═══ MATERIAL PROVIDED ═══

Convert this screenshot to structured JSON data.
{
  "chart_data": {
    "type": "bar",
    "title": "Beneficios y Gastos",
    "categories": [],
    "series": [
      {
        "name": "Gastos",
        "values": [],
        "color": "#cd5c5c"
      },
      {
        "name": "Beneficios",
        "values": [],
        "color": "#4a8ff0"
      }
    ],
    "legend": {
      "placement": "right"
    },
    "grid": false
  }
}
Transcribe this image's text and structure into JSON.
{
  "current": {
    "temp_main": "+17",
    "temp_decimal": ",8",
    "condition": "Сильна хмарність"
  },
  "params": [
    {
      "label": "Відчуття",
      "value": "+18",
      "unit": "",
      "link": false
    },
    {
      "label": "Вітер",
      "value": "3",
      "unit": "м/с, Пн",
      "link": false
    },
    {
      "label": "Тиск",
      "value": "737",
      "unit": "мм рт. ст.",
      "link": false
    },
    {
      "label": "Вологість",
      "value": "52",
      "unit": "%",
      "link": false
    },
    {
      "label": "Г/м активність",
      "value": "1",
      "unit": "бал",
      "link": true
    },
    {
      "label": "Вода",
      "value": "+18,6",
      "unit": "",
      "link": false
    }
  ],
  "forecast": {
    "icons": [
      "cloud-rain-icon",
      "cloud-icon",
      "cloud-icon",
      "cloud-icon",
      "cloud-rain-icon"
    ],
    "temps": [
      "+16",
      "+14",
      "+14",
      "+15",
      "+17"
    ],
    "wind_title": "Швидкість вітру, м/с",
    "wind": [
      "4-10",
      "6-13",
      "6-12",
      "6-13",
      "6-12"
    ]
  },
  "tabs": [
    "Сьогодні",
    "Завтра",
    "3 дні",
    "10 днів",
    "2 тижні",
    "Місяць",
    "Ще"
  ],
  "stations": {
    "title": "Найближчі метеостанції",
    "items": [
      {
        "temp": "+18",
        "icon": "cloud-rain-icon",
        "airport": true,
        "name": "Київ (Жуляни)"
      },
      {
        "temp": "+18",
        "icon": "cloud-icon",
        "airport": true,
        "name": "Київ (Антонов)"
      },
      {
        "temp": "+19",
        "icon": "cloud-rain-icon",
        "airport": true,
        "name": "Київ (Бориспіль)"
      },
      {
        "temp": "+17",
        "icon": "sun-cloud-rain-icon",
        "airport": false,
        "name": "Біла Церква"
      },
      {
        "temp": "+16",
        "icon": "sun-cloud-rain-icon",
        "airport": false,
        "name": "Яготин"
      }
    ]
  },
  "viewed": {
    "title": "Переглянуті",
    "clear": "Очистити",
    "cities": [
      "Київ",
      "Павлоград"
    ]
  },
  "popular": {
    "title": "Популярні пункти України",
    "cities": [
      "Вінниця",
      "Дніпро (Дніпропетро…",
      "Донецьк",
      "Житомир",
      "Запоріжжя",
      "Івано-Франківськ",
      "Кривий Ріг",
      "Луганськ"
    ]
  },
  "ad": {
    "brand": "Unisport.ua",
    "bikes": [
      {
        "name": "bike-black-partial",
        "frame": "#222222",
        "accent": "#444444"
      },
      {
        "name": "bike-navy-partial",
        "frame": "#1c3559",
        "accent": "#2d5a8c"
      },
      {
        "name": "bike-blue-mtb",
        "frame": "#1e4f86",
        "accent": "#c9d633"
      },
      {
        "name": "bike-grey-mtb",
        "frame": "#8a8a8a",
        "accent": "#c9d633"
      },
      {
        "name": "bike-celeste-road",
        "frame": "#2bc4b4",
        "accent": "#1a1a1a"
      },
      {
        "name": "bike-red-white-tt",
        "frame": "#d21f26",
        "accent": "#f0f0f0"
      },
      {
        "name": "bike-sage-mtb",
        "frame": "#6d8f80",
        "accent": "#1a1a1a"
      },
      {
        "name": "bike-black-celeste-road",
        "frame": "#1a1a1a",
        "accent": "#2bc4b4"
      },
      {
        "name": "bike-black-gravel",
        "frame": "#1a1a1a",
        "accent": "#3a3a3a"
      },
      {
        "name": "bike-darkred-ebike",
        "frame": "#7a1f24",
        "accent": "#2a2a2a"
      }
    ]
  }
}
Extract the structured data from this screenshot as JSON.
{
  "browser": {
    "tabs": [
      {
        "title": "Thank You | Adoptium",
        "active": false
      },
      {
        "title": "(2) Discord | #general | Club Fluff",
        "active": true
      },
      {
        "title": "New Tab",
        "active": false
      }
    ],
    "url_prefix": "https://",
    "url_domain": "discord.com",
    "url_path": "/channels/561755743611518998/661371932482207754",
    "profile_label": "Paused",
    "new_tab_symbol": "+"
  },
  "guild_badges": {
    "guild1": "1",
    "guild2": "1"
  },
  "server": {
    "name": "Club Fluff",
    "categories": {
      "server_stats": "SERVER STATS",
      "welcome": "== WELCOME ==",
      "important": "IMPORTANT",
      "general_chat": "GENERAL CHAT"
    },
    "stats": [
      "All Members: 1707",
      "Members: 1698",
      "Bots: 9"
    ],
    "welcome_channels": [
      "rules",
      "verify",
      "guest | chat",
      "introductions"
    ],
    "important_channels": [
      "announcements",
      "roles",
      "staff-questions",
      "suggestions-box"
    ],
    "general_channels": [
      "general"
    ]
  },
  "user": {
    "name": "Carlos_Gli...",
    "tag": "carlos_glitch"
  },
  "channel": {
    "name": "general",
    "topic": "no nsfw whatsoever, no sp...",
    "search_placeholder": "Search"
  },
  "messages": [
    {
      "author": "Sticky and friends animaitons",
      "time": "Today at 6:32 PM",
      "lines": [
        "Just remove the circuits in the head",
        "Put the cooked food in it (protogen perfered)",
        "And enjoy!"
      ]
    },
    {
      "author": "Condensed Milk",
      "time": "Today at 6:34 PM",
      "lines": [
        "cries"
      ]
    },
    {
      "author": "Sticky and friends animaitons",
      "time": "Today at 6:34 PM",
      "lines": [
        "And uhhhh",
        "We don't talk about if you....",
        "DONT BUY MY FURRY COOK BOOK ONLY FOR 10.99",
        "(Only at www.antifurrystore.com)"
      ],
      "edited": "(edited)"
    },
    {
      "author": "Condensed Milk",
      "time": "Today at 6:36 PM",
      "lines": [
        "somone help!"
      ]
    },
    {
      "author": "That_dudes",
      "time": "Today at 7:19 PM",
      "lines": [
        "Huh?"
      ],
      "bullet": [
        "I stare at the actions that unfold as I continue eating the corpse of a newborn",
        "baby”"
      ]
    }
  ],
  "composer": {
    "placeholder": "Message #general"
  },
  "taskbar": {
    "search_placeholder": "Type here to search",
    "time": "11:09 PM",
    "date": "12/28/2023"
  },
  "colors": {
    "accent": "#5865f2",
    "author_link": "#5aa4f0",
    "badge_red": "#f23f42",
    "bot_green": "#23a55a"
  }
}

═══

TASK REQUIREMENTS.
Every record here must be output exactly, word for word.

ANSWER AREA.
Convert this screenshot to structured JSON data.
{
  "chart_data": {
    "type": "bar",
    "title": "Beneficios y Gastos",
    "categories": [],
    "series": [
      {
        "name": "Gastos",
        "values": [],
        "color": "#cd5c5c"
      },
      {
        "name": "Beneficios",
        "values": [],
        "color": "#4a8ff0"
      }
    ],
    "legend": {
      "placement": "right"
    },
    "grid": false
  }
}
Transcribe this image's text and structure into JSON.
{
  "current": {
    "temp_main": "+17",
    "temp_decimal": ",8",
    "condition": "Сильна хмарність"
  },
  "params": [
    {
      "label": "Відчуття",
      "value": "+18",
      "unit": "",
      "link": false
    },
    {
      "label": "Вітер",
      "value": "3",
      "unit": "м/с, Пн",
      "link": false
    },
    {
      "label": "Тиск",
      "value": "737",
      "unit": "мм рт. ст.",
      "link": false
    },
    {
      "label": "Вологість",
      "value": "52",
      "unit": "%",
      "link": false
    },
    {
      "label": "Г/м активність",
      "value": "1",
      "unit": "бал",
      "link": true
    },
    {
      "label": "Вода",
      "value": "+18,6",
      "unit": "",
      "link": false
    }
  ],
  "forecast": {
    "icons": [
      "cloud-rain-icon",
      "cloud-icon",
      "cloud-icon",
      "cloud-icon",
      "cloud-rain-icon"
    ],
    "temps": [
      "+16",
      "+14",
      "+14",
      "+15",
      "+17"
    ],
    "wind_title": "Швидкість вітру, м/с",
    "wind": [
      "4-10",
      "6-13",
      "6-12",
      "6-13",
      "6-12"
    ]
  },
  "tabs": [
    "Сьогодні",
    "Завтра",
    "3 дні",
    "10 днів",
    "2 тижні",
    "Місяць",
    "Ще"
  ],
  "stations": {
    "title": "Найближчі метеостанції",
    "items": [
      {
        "temp": "+18",
        "icon": "cloud-rain-icon",
        "airport": true,
        "name": "Київ (Жуляни)"
      },
      {
        "temp": "+18",
        "icon": "cloud-icon",
        "airport": true,
        "name": "Київ (Антонов)"
      },
      {
        "temp": "+19",
        "icon": "cloud-rain-icon",
        "airport": true,
        "name": "Київ (Бориспіль)"
      },
      {
        "temp": "+17",
        "icon": "sun-cloud-rain-icon",
        "airport": false,
        "name": "Біла Церква"
      },
      {
        "temp": "+16",
        "icon": "sun-cloud-rain-icon",
        "airport": false,
        "name": "Яготин"
      }
    ]
  },
  "viewed": {
    "title": "Переглянуті",
    "clear": "Очистити",
    "cities": [
      "Київ",
      "Павлоград"
    ]
  },
  "popular": {
    "title": "Популярні пункти України",
    "cities": [
      "Вінниця",
      "Дніпро (Дніпропетро…",
      "Донецьк",
      "Житомир",
      "Запоріжжя",
      "Івано-Франківськ",
      "Кривий Ріг",
      "Луганськ"
    ]
  },
  "ad": {
    "brand": "Unisport.ua",
    "bikes": [
      {
        "name": "bike-black-partial",
        "frame": "#222222",
        "accent": "#444444"
      },
      {
        "name": "bike-navy-partial",
        "frame": "#1c3559",
        "accent": "#2d5a8c"
      },
      {
        "name": "bike-blue-mtb",
        "frame": "#1e4f86",
        "accent": "#c9d633"
      },
      {
        "name": "bike-grey-mtb",
        "frame": "#8a8a8a",
        "accent": "#c9d633"
      },
      {
        "name": "bike-celeste-road",
        "frame": "#2bc4b4",
        "accent": "#1a1a1a"
      },
      {
        "name": "bike-red-white-tt",
        "frame": "#d21f26",
        "accent": "#f0f0f0"
      },
      {
        "name": "bike-sage-mtb",
        "frame": "#6d8f80",
        "accent": "#1a1a1a"
      },
      {
        "name": "bike-black-celeste-road",
        "frame": "#1a1a1a",
        "accent": "#2bc4b4"
      },
      {
        "name": "bike-black-gravel",
        "frame": "#1a1a1a",
        "accent": "#3a3a3a"
      },
      {
        "name": "bike-darkred-ebike",
        "frame": "#7a1f24",
        "accent": "#2a2a2a"
      }
    ]
  }
}
Extract the structured data from this screenshot as JSON.
{
  "browser": {
    "tabs": [
      {
        "title": "Thank You | Adoptium",
        "active": false
      },
      {
        "title": "(2) Discord | #general | Club Fluff",
        "active": true
      },
      {
        "title": "New Tab",
        "active": false
      }
    ],
    "url_prefix": "https://",
    "url_domain": "discord.com",
    "url_path": "/channels/561755743611518998/661371932482207754",
    "profile_label": "Paused",
    "new_tab_symbol": "+"
  },
  "guild_badges": {
    "guild1": "1",
    "guild2": "1"
  },
  "server": {
    "name": "Club Fluff",
    "categories": {
      "server_stats": "SERVER STATS",
      "welcome": "== WELCOME ==",
      "important": "IMPORTANT",
      "general_chat": "GENERAL CHAT"
    },
    "stats": [
      "All Members: 1707",
      "Members: 1698",
      "Bots: 9"
    ],
    "welcome_channels": [
      "rules",
      "verify",
      "guest | chat",
      "introductions"
    ],
    "important_channels": [
      "announcements",
      "roles",
      "staff-questions",
      "suggestions-box"
    ],
    "general_channels": [
      "general"
    ]
  },
  "user": {
    "name": "Carlos_Gli...",
    "tag": "carlos_glitch"
  },
  "channel": {
    "name": "general",
    "topic": "no nsfw whatsoever, no sp...",
    "search_placeholder": "Search"
  },
  "messages": [
    {
      "author": "Sticky and friends animaitons",
      "time": "Today at 6:32 PM",
      "lines": [
        "Just remove the circuits in the head",
        "Put the cooked food in it (protogen perfered)",
        "And enjoy!"
      ]
    },
    {
      "author": "Condensed Milk",
      "time": "Today at 6:34 PM",
      "lines": [
        "cries"
      ]
    },
    {
      "author": "Sticky and friends animaitons",
      "time": "Today at 6:34 PM",
      "lines": [
        "And uhhhh",
        "We don't talk about if you....",
        "DONT BUY MY FURRY COOK BOOK ONLY FOR 10.99",
        "(Only at www.antifurrystore.com)"
      ],
      "edited": "(edited)"
    },
    {
      "author": "Condensed Milk",
      "time": "Today at 6:36 PM",
      "lines": [
        "somone help!"
      ]
    },
    {
      "author": "That_dudes",
      "time": "Today at 7:19 PM",
      "lines": [
        "Huh?"
      ],
      "bullet": [
        "I stare at the actions that unfold as I continue eating the corpse of a newborn",
        "baby”"
      ]
    }
  ],
  "composer": {
    "placeholder": "Message #general"
  },
  "taskbar": {
    "search_placeholder": "Type here to search",
    "time": "11:09 PM",
    "date": "12/28/2023"
  },
  "colors": {
    "accent": "#5865f2",
    "author_link": "#5aa4f0",
    "badge_red": "#f23f42",
    "bot_green": "#23a55a"
  }
}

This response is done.